Speaking at Fortune’s “Brainstorm Finance” conference in September, Charles Schwab CEO Walt Bettinger disputed the notion that his firm would have a hard time appealing to millennials.
On the contrary, Bettinger pointed out that approximately 53% of Schwab’s new-to-firm accounts were millennials. He went on to mention that the average retail household of these millennials has approximately $350,000 in assets. And when it comes to their investing needs, Bettinger says the firm is discovering that there’s really not much difference between this generation and the generations that came before.
Exchange-traded funds are the investment of choice for millennials
In its 2018 Investor study, Charles Schwab cited 96% of millennials view ETFs as a necessary part of their portfolio.
“It’s a trend we’ve seen with millennials, but the surprise is how the numbers continue to trend upward to the point that when millennials think to invest, they think ETFs, which are becoming synonymous for that generation,” said Kari Droller, Schwab vice president of third-party platforms for mutual funds and ETFs.
An exchange-traded fund is a pooled investment vehicle that has some of the attributes of owning individual stocks and some attributes of owning a mutual fund or an index fund. One of the major attractions of owning a mutual fund or index fund is the diversification it provides. Because of the range of options that are available, investors get diversity not only between asset classes (stocks, bonds, commodities, etc.), but within niche asset classes (small-cap, mid-cap, emerging markets, technology, oil, etc.). Diversity is essential to managing risk because when one asset class is moving down, another may be moving up.
A generation that is awash in student debt
However, where this generation may be different is in the area of student debt.

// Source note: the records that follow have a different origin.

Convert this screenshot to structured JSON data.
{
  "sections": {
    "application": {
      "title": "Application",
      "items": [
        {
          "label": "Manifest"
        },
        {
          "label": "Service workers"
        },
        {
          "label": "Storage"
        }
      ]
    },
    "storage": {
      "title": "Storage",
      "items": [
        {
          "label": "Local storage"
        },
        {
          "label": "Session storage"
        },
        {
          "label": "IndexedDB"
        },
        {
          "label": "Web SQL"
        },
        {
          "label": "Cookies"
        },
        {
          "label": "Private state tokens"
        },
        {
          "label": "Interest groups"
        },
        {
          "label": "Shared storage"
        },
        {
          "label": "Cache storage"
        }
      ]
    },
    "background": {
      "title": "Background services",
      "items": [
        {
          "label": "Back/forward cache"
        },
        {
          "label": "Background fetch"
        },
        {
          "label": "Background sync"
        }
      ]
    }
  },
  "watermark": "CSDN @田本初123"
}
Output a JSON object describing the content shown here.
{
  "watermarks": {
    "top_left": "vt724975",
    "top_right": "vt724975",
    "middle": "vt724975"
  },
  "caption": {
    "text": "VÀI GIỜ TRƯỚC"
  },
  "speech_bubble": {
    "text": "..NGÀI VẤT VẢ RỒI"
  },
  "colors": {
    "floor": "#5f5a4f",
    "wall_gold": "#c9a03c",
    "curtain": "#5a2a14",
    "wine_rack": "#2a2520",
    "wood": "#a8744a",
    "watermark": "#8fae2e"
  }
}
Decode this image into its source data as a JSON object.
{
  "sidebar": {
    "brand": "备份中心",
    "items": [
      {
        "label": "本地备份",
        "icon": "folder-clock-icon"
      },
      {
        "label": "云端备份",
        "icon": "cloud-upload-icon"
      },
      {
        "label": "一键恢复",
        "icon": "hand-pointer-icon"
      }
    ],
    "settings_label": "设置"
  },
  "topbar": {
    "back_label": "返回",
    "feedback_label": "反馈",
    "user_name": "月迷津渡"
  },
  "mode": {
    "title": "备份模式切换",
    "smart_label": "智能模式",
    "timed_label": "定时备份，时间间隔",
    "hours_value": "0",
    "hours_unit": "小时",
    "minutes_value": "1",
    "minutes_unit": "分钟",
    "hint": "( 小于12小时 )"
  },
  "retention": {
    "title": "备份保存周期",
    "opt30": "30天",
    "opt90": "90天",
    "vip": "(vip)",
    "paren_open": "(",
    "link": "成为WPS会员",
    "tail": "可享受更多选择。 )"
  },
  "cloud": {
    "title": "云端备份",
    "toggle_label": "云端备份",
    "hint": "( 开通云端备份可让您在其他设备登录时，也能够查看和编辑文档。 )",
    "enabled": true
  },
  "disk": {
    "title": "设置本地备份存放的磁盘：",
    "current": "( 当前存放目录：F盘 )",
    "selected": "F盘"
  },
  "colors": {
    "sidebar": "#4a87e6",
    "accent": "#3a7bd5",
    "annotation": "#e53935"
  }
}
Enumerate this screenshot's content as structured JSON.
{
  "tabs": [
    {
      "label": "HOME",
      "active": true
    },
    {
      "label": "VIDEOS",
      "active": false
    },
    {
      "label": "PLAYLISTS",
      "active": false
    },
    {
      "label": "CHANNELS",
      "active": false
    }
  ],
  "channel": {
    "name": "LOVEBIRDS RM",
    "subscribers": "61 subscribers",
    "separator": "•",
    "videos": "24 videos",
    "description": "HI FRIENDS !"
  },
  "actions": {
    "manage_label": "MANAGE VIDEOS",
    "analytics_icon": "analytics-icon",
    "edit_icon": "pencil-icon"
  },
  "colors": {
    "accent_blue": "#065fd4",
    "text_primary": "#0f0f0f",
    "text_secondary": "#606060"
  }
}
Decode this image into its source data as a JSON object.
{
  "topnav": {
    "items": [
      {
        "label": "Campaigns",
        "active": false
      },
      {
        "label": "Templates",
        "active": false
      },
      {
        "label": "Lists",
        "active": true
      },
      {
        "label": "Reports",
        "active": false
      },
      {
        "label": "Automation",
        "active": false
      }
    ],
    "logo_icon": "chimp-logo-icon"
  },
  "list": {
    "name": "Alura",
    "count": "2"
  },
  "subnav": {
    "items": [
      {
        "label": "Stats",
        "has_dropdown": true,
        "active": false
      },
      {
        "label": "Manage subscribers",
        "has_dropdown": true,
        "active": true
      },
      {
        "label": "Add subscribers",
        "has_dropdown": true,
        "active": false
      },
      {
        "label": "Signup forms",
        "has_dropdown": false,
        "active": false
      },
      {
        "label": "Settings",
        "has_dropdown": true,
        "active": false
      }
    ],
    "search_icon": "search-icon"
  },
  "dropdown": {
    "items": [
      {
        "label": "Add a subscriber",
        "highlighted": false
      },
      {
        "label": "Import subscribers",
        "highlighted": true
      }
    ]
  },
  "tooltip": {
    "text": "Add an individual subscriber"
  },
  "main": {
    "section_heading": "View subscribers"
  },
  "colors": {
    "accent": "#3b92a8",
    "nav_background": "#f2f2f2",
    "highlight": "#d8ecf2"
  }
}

It’s not a secret anymore that millennials are postponing buying a new house, getting married and having children because of their debt burden. However, they are also putting off their larger financial goals such as saving for retirement and general wealth management.
According to a recent study conducted by Northwestern Mutual, millennials carry an average of $36,000 in debt and spend about 34% of their monthly income toward paying it down. As you can imagine that leaves very little left for investing. This was confirmed by 82% of the survey respondents who said their financial planning needed to be improved.
Schwab will be allowing the purchase of fractional shares to go along with eliminating commissions
To help alleviate this plight, Schwab has just announced a plan that will allow investors to buy fractional shares. Investing apps such as Stockpile and Stash have been permitting customers to trade fractional shares. However, they charge for trades and account maintenance. It is not immediately clear if these companies would now be changing their business model to match Schwab.
That’s because of another recent initiative that does not specifically target millennials but certainly has them in mind. On October 1, the firm announced they would be eliminating commissions on online trading for U.S. stocks, ETFs and options trades beginning on October 7. Shares of Schwab dropped nearly 10% on the news.
In a press release, founder and Chairman Charles Schwab said that the firm’s “passion has been to make investing easier and more affordable for everyone.” However, at the “Brainstorm Finance” conference just a couple of weeks earlier, Bettinger had expressed skepticism that companies such as Robinhood and Betterment would be able to force Schwab to lower its prices. Let’s not kid ourselves: Everybody’s paying, nothing is free…it’s just a matter of how you pay,” said Bettinger. “If you’re an account holder at a firm that is charging a zero commission, you’re just paying in other ways—whether it’s in yields on cash, whether it’s in quality of execution.”
Schwab says they hope to recover the lost revenue from fees with new assets. History suggests that may be the case. When the company lowered their commissions in February 2017, assets under management swelled from $2.92 trillion to $3.72 trillion.
Schwab’s Chief Financial Officer Peter Crawford said the move to eliminate fees removes “the last remaining barriers to make investing accessible to everyone.”
Making use of technology
However, beyond making it more affordable for millennials to invest, Schwab has been on the forefront of other leading-edge financial technology (fintech) initiatives that target this demographic. Schwab was a pioneer in the use of artificial intelligence to steer customer service and, in some cases, trading advice. Although the company’s Intelligent Portfolios Robo-advisor service accounts for only 1% of assets, it is growing steadily.
This is another area where Schwab is again facing competition from startups like Robinhood and Wealthfront. However, Bettinger acknowledged that these companies can provide a valuable service. The consumer probably wins at the end,” he said. “Models like a Wealthfront or a Betterment in some cases do better for consumers than many consumers could get from an investment advisory model in years past.”